Why We Changed Horses Mid-Tsunami
So what was this tsunami that wiped out Republicans in both the House and the Senate?
For me, it’s not complicated—I need think no further than the wounded soldiers I met at Walter Reed’s Amputee Rehabilitation Section a year ago today, especially one whose arm and shoulder socket were severed from his body, and whose nose was also partly severed.
Simply put: Our nation faces grave challenges—especially vis-à-vis the Iraq War/Mideast volatility—and Republicans were, not surprisingly, found wanting. Mount Olympus is a tall order. Whereas Democrats appeared to fill the void with sweeping promises to solve these, and other such intractable problems. Add in the scandal factor and the presumption that, if Republicans are wearing the black hats, Democrats must be wearing the white hats, and Republicans were sunk—divided-government-as-the-solution won.
Now Democrats have the chance to deliver.
But, what they’ll discover—all their tub-thumping talk and white-hat-clad imperiousness notwithstanding—is that, in fact, the problems have no easy solutions and President Bush’s “whatever it takes” resolve is the beginning of wisdom in tackling them. (Even New York Times’ columnist Frank Rich admits as much.)
Mark McKinnon put it best when he said this election would test the theory of whether you can beat something—President Bush’s clearly staked-out positions on fighting terrorism—with nothing, i.e., Democrats’ claim they can do better. (Runaway spending is another “something,” which has galvanized support behind Mike Pence’s candidacy to lead the House, given his well-articulated stands on curbing Tsunami-like red ink—advanced even before the election in conjunction with “Why Republicans Need to Clean House.”)
Clearly, it’s not enough for Democrats to say, rather than “stay the course,” they will “change course.”
As the great state of Missouri would say, “Show me!”
What I would give to be a fly-on-the-wall at the President’s first meeting on Iraq with Democrat leaders. While gracious, he’s also a canny reader of human nature and will likely ask what has become his refrain: “So, what’s your plan to win the Iraq war and by extension the Global War on Terrorism?”
We know his plan now includes infusing “fresh” leadership at the Pentagon with his appointment of former CIA Director Robert M. Gates. And, that’s a good thing! Fresh leadership always is.

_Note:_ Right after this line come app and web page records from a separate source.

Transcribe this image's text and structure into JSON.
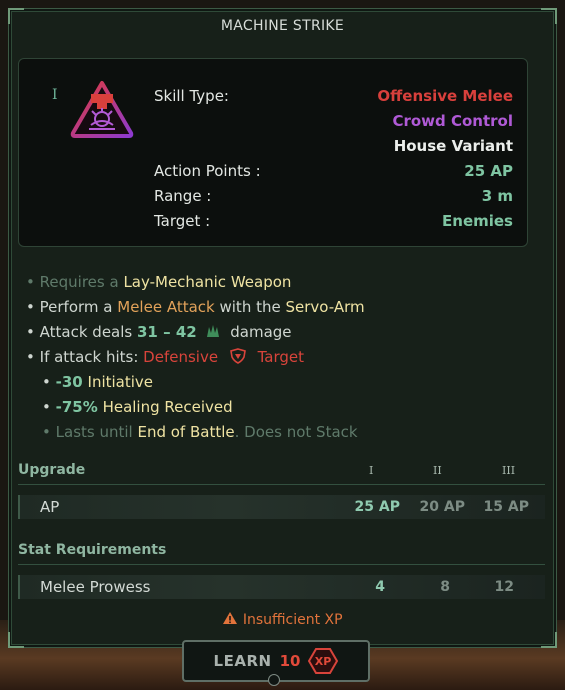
{
  "title": "MACHINE STRIKE",
  "header": {
    "tier_badge": "I",
    "icon": "melee-hand-icon",
    "rows": [
      {
        "label": "Skill Type:",
        "value": "Offensive Melee",
        "color": "#d9403c"
      },
      {
        "label": "",
        "value": "Crowd Control",
        "color": "#b05ad6"
      },
      {
        "label": "",
        "value": "House Variant",
        "color": "#ecefec"
      },
      {
        "label": "Action Points :",
        "value": "25 AP",
        "color": "#7fc5a2"
      },
      {
        "label": "Range :",
        "value": "3 m",
        "color": "#7fc5a2"
      },
      {
        "label": "Target :",
        "value": "Enemies",
        "color": "#7fc5a2"
      }
    ]
  },
  "description": {
    "l1": {
      "bullet": "•",
      "pre": "Requires a",
      "hl": "Lay-Mechanic Weapon"
    },
    "l2": {
      "bullet": "•",
      "pre": "Perform a",
      "hl1": "Melee Attack",
      "mid": "with the",
      "hl2": "Servo-Arm"
    },
    "l3": {
      "bullet": "•",
      "pre": "Attack deals",
      "dmg": "31 – 42",
      "post": "damage",
      "icon": "damage-claw-icon"
    },
    "l4": {
      "bullet": "•",
      "pre": "If attack hits:",
      "hl1": "Defensive",
      "hl2": "Target",
      "icon": "shield-icon"
    },
    "l5": {
      "bullet": "•",
      "num": "-30",
      "txt": "Initiative"
    },
    "l6": {
      "bullet": "•",
      "num": "-75%",
      "txt": "Healing Received"
    },
    "l7": {
      "bullet": "•",
      "pre": "Lasts until",
      "hl": "End of Battle",
      "post": ". Does not Stack"
    }
  },
  "upgrade": {
    "heading": "Upgrade",
    "tiers": [
      "I",
      "II",
      "III"
    ],
    "row": {
      "name": "AP",
      "values": [
        "25 AP",
        "20 AP",
        "15 AP"
      ]
    }
  },
  "requirements": {
    "heading": "Stat Requirements",
    "row": {
      "name": "Melee Prowess",
      "values": [
        "4",
        "8",
        "12"
      ]
    }
  },
  "warning": {
    "icon": "warning-icon",
    "text": "Insufficient XP"
  },
  "learn": {
    "label": "LEARN",
    "cost": "10",
    "icon": "xp-icon",
    "icon_text": "XP"
  }
}
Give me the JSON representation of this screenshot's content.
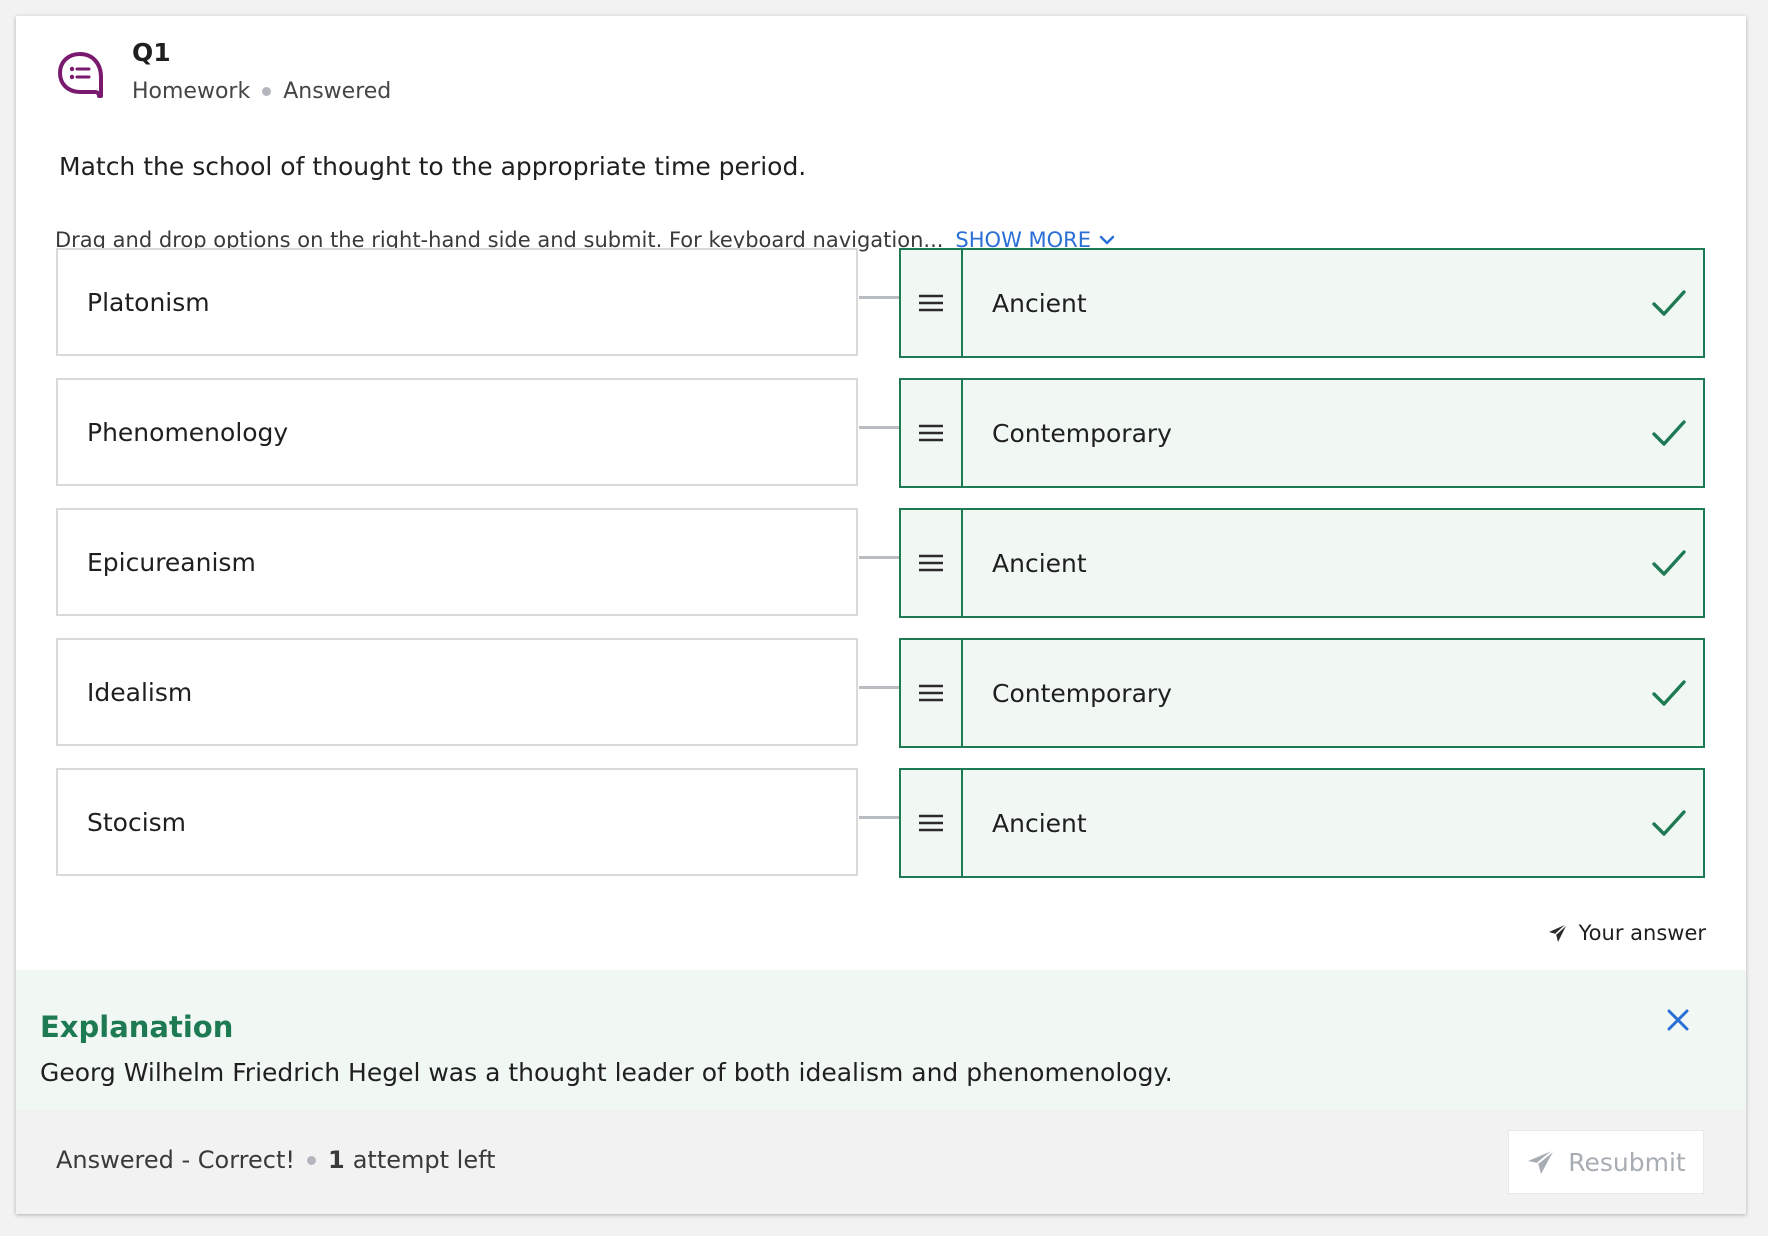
{
  "question": {
    "number": "Q1",
    "type": "Homework",
    "status": "Answered",
    "prompt": "Match the school of thought to the appropriate time period.",
    "instructions": "Drag and drop options on the right-hand side and submit. For keyboard navigation...",
    "show_more_label": "SHOW MORE"
  },
  "matches": [
    {
      "term": "Platonism",
      "answer": "Ancient",
      "correct": true
    },
    {
      "term": "Phenomenology",
      "answer": "Contemporary",
      "correct": true
    },
    {
      "term": "Epicureanism",
      "answer": "Ancient",
      "correct": true
    },
    {
      "term": "Idealism",
      "answer": "Contemporary",
      "correct": true
    },
    {
      "term": "Stocism",
      "answer": "Ancient",
      "correct": true
    }
  ],
  "your_answer_label": "Your answer",
  "explanation": {
    "title": "Explanation",
    "text": "Georg Wilhelm Friedrich Hegel was a thought leader of both idealism and phenomenology."
  },
  "footer": {
    "status": "Answered - Correct!",
    "attempts_count": "1",
    "attempts_label": "attempt left",
    "resubmit_label": "Resubmit"
  },
  "colors": {
    "correct_green": "#1e7a52",
    "link_blue": "#2a6fd6",
    "icon_purple": "#7a1a6e"
  }
}
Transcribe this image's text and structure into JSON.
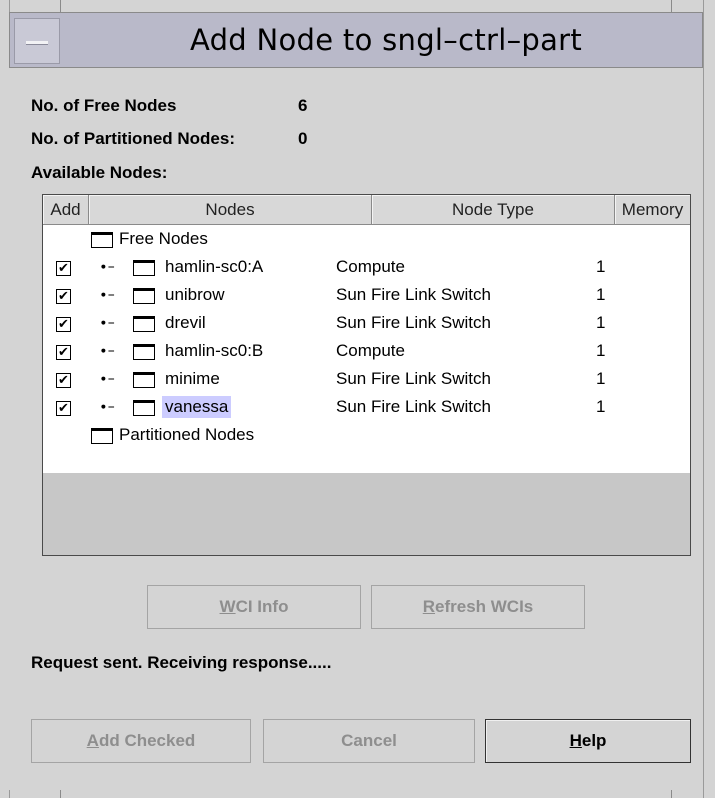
{
  "window": {
    "title": "Add Node to sngl–ctrl–part"
  },
  "stats": {
    "free_label": "No. of Free Nodes",
    "free_value": "6",
    "partitioned_label": "No. of Partitioned Nodes:",
    "partitioned_value": "0",
    "available_label": "Available Nodes:"
  },
  "table": {
    "headers": {
      "add": "Add",
      "nodes": "Nodes",
      "node_type": "Node Type",
      "memory": "Memory"
    },
    "groups": {
      "free": "Free Nodes",
      "partitioned": "Partitioned Nodes"
    },
    "rows": [
      {
        "checked": true,
        "checkmark": "✔",
        "name": "hamlin-sc0:A",
        "type": "Compute",
        "memory": "1",
        "selected": false
      },
      {
        "checked": true,
        "checkmark": "✔",
        "name": "unibrow",
        "type": "Sun Fire Link Switch",
        "memory": "1",
        "selected": false
      },
      {
        "checked": true,
        "checkmark": "✔",
        "name": "drevil",
        "type": "Sun Fire Link Switch",
        "memory": "1",
        "selected": false
      },
      {
        "checked": true,
        "checkmark": "✔",
        "name": "hamlin-sc0:B",
        "type": "Compute",
        "memory": "1",
        "selected": false
      },
      {
        "checked": true,
        "checkmark": "✔",
        "name": "minime",
        "type": "Sun Fire Link Switch",
        "memory": "1",
        "selected": false
      },
      {
        "checked": true,
        "checkmark": "✔",
        "name": "vanessa",
        "type": "Sun Fire Link Switch",
        "memory": "1",
        "selected": true
      }
    ],
    "expander_glyph": "∙–"
  },
  "buttons": {
    "wci_info": {
      "mnemonic": "W",
      "rest": "CI Info"
    },
    "refresh_wcis": {
      "mnemonic": "R",
      "rest": "efresh WCIs"
    },
    "add_checked": {
      "mnemonic": "A",
      "rest": "dd Checked"
    },
    "cancel": "Cancel",
    "help": {
      "mnemonic": "H",
      "rest": "elp"
    }
  },
  "status": "Request sent. Receiving response.....",
  "icons": {
    "menu": "window-menu-icon",
    "folder": "folder-icon",
    "key": "key-icon",
    "check": "checkmark-icon"
  },
  "colors": {
    "titlebar": "#b9b9c9",
    "selection": "#ccccff",
    "dialog": "#d4d4d4"
  }
}
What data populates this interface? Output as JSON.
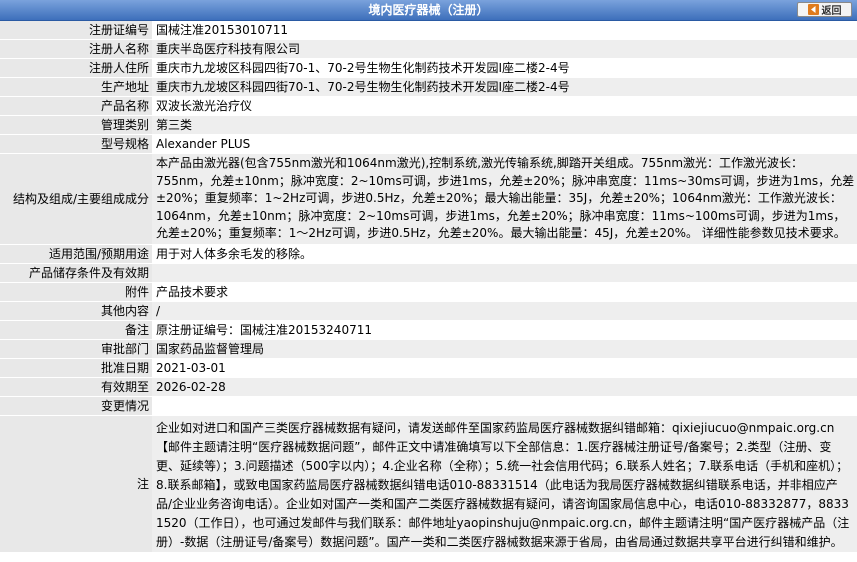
{
  "header": {
    "title": "境内医疗器械（注册）",
    "back_label": "返回"
  },
  "rows": [
    {
      "label": "注册证编号",
      "value": "国械注准20153010711"
    },
    {
      "label": "注册人名称",
      "value": "重庆半岛医疗科技有限公司"
    },
    {
      "label": "注册人住所",
      "value": "重庆市九龙坡区科园四街70-1、70-2号生物生化制药技术开发园I座二楼2-4号"
    },
    {
      "label": "生产地址",
      "value": "重庆市九龙坡区科园四街70-1、70-2号生物生化制药技术开发园I座二楼2-4号"
    },
    {
      "label": "产品名称",
      "value": "双波长激光治疗仪"
    },
    {
      "label": "管理类别",
      "value": "第三类"
    },
    {
      "label": "型号规格",
      "value": "Alexander PLUS"
    },
    {
      "label": "结构及组成/主要组成成分",
      "value": "本产品由激光器(包含755nm激光和1064nm激光),控制系统,激光传输系统,脚踏开关组成。755nm激光：工作激光波长：755nm，允差±10nm；脉冲宽度：2~10ms可调，步进1ms，允差±20%；脉冲串宽度：11ms~30ms可调，步进为1ms，允差±20%；重复频率：1~2Hz可调，步进0.5Hz，允差±20%；最大输出能量：35J，允差±20%；1064nm激光：工作激光波长：1064nm，允差±10nm；脉冲宽度：2~10ms可调，步进1ms，允差±20%；脉冲串宽度：11ms~100ms可调，步进为1ms，允差±20%；重复频率：1～2Hz可调，步进0.5Hz，允差±20%。最大输出能量：45J，允差±20%。 详细性能参数见技术要求。"
    },
    {
      "label": "适用范围/预期用途",
      "value": "用于对人体多余毛发的移除。"
    },
    {
      "label": "产品储存条件及有效期",
      "value": ""
    },
    {
      "label": "附件",
      "value": "产品技术要求"
    },
    {
      "label": "其他内容",
      "value": "/"
    },
    {
      "label": "备注",
      "value": "原注册证编号：国械注准20153240711"
    },
    {
      "label": "审批部门",
      "value": "国家药品监督管理局"
    },
    {
      "label": "批准日期",
      "value": "2021-03-01"
    },
    {
      "label": "有效期至",
      "value": "2026-02-28"
    },
    {
      "label": "变更情况",
      "value": ""
    }
  ],
  "note": {
    "label": "注",
    "text": "企业如对进口和国产三类医疗器械数据有疑问，请发送邮件至国家药监局医疗器械数据纠错邮箱：qixiejiucuo@nmpaic.org.cn【邮件主题请注明“医疗器械数据问题”，邮件正文中请准确填写以下全部信息：1.医疗器械注册证号/备案号；2.类型（注册、变更、延续等）；3.问题描述（500字以内）；4.企业名称（全称）；5.统一社会信用代码；6.联系人姓名；7.联系电话（手机和座机）；8.联系邮箱】，或致电国家药监局医疗器械数据纠错电话010-88331514（此电话为我局医疗器械数据纠错联系电话，并非相应产品/企业业务咨询电话）。企业如对国产一类和国产二类医疗器械数据有疑问，请咨询国家局信息中心，电话010-88332877，88331520（工作日），也可通过发邮件与我们联系：邮件地址yaopinshuju@nmpaic.org.cn，邮件主题请注明“国产医疗器械产品（注册）-数据（注册证号/备案号）数据问题”。国产一类和二类医疗器械数据来源于省局，由省局通过数据共享平台进行纠错和维护。"
  },
  "colors": {
    "header_top": "#7aa2dc",
    "header_bottom": "#3d6fbb",
    "label_bg": "#e8e8e8",
    "alt_row_bg": "#eeeeee"
  }
}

And, the Baker commission promises some new thinking. The Pentagon, too, is conducting a stem to stern review.
But, the reality is, as Staff Sgt. Mark Brown of the Army’s Joint Personal Effects Depot, who fought in Iraq along with his son, told me, “We’re there. We’re there.”
What are Democrats going to do about this reality on the ground? Withdraw the troops? The Washington Post ran a story on A13 the day before the election reporting, “Soldiers in Iraq Say Pullout Would Have Devastating Results.”
That may be more reality than the Democrats can deal with. They say they want to start withdrawing troops, but are they really ready to assume responsibility for the resulting devastation?
If, as Andrew Sullivan claimed, this election was an "intervention" for the president to face reality, now it’s the Democrats’ turn. And, what they’ll discover is “reality bites.”
Let’s hope as they grow in their new leadership roles, that divisive government will likewise be swept away Tsunami-like so that together, as a nation, we might finally confront national security threats with clear-eyed realism and unity—working together to come up with solutions, not designed for campaign rallying cries, but that keep faith with and honor the sacrifices our fighting men and women have already rendered.
If not, Democrats should not be surprised if voters give them an “intervention” in 2008.
Oh, and one more quality Americans will look for—courage. The kind of courage that Walter Reed soldier exhibited, who on Memorial Day, in a TV interview, said he was eager to get back to Iraq—to win.
And, the kind of courage on display at Iwo Jima during World War II, immortalized in that image of Marines planting the American flag atop Mount Suribachi. Stunningly portrayed in Clint Eastwood’s "Flags of Our Fathers," the film sears into our consciousness how an image can make all the difference between an America intent on winning and an America resigned to lose.
Photo by Joe Rosenthal of the second flag raising
on Iwo Jima’s Mount Suribachi, Feb. 23, 1945